About the width of your thumb, the carpal tunnel is a narrow channel on the palm side of your wrist. The tunnel protects the nerves and the tendons that bend your fingers. Pressure on the nerve can cause pain and weakness in your wrist and hand and numbness or tingling in some of your fingers which can lead to CTS.
Extreme wrist positions, as well as a lot of finger use, especially with a lot of force or vibration (such as holding the steering wheel when driving heavy machinery) can all contribute to CTS.
CTS is common in professions such as assembly line work, particularly meat packing, and jobs requiring the use of hand tools, especially tools that vibrate. Although excessive keyboard and computer use is often associated with CTS, those performing assembly line work can develop CTS as well as those who perform computer work. Some leisure activities can also create CTS, such as sewing, sports such as tennis and golf and playing string instruments such as the violin or guitar.
The following health conditions can also lead to CTS in some individuals:
- Inflammation and swelling of the tendons of the wrist
- Injuries to the wrist (strain, sprain, dislocation, fracture)
- Hormone or metabolic changes (pregnancy, menopause, thyroid imbalance)
- Fluid retention (e.g. during pregnancy)
- Certain medicine use (e.g. steroids)
- Degenerative and rheumatoid arthritis
Signs and Symptoms
CTS usually starts gradually, with symptoms such as burning, tingling, “pins and needles”, or numbness in the palm of the hand and fingers. Often the symptoms are more noticeable during the night and individuals often report being wakened with symptoms. Many people feel the need to “shake out” their hands to try to relieve the symptoms.
As the condition progresses, the symptoms are noticed during the daytime and are often worse when holding items such as a heavy book or a hairbrush. Weakness of the hand and more constant numbness may occur if the pressure on the nerve continues. You may find that you drop objects unexpectedly or have a weakness in your grip. Accurate diagnosis will have to be completed by your local chartered physiotherapist or G.P.

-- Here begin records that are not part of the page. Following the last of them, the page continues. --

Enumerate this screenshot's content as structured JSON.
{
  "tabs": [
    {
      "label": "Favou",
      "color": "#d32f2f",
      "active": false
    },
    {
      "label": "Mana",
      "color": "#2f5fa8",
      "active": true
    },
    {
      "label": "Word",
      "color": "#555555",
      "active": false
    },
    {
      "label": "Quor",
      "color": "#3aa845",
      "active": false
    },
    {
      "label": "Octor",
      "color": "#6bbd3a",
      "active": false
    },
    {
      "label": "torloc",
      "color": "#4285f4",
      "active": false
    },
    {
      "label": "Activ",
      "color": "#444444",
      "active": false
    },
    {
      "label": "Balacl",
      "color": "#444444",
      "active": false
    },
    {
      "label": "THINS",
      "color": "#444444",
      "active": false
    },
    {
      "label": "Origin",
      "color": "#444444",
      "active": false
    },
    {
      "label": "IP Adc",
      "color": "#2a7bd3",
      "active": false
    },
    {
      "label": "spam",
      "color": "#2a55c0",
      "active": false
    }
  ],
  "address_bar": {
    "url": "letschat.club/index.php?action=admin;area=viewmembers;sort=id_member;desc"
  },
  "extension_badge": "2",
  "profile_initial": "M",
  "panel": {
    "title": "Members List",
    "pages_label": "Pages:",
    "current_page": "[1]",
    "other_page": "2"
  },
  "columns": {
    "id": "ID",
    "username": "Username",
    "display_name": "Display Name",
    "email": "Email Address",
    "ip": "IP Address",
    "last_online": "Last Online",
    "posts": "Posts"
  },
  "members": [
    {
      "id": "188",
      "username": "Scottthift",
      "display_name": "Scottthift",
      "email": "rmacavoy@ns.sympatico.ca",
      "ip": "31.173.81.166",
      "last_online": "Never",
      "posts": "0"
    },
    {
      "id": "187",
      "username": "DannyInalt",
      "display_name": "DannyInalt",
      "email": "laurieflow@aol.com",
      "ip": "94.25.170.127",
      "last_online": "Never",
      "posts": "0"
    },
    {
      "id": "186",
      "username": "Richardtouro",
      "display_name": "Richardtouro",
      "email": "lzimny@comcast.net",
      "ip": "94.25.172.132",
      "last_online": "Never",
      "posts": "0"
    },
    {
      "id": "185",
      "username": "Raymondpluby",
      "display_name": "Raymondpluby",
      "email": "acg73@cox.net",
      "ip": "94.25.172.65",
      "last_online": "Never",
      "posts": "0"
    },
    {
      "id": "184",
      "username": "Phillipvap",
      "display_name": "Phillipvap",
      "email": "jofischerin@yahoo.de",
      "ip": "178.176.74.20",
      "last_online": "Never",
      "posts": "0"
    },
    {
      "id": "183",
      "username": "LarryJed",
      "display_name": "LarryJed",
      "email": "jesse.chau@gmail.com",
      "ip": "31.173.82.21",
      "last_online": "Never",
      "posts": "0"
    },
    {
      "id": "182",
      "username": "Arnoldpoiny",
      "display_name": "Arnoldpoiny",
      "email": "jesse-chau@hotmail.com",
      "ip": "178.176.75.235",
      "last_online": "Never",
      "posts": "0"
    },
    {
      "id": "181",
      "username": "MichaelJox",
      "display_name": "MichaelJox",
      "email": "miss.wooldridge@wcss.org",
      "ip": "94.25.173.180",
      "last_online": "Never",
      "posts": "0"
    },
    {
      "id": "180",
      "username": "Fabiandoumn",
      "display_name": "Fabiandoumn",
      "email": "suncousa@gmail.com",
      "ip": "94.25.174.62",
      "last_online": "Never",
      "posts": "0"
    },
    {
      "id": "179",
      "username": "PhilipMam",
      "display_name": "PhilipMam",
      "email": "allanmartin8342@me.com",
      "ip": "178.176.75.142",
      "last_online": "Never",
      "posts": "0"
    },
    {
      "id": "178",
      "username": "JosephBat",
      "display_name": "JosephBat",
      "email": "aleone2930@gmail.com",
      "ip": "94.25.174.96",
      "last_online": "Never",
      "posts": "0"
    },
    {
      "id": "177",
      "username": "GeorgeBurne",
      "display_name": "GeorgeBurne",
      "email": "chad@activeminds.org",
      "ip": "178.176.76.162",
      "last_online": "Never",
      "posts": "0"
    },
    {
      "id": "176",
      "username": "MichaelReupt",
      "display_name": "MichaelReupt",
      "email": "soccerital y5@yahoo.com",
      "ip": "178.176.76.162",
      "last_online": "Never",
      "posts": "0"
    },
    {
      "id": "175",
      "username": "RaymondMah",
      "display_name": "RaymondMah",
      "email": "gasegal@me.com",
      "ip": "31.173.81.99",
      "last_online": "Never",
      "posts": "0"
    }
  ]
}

Treatment for CTS can range from physiotherapeutic to surgical intervention.
Physiotherapy Intervention can alleviate the symptoms and help restore normal functioning of the wrist and hands. However in more severe cases, surgical intervention is indicated to relieve carpal tunnel pressure.

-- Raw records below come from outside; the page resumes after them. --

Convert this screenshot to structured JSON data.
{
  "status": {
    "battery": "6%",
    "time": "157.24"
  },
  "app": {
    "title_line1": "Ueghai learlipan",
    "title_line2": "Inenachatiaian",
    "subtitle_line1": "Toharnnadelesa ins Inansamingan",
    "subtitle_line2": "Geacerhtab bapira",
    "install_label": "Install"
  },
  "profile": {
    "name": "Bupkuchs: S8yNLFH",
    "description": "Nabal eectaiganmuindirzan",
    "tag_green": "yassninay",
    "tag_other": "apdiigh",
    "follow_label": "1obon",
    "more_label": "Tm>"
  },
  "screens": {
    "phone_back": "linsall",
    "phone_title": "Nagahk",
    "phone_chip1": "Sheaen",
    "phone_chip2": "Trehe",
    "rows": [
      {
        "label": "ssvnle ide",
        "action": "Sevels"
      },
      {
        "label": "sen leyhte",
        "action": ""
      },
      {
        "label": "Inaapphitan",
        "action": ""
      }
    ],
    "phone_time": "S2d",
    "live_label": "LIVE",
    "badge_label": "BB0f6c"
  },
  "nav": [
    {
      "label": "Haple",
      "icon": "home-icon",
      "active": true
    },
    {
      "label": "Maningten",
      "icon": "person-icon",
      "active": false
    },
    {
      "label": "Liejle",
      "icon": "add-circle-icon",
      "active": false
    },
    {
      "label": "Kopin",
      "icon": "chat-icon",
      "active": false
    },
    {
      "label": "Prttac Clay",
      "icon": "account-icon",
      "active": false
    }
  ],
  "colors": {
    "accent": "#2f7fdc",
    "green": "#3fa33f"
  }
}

Accurate diagnosis will need to be identified by your local Chartered Physiotherapist or G.P.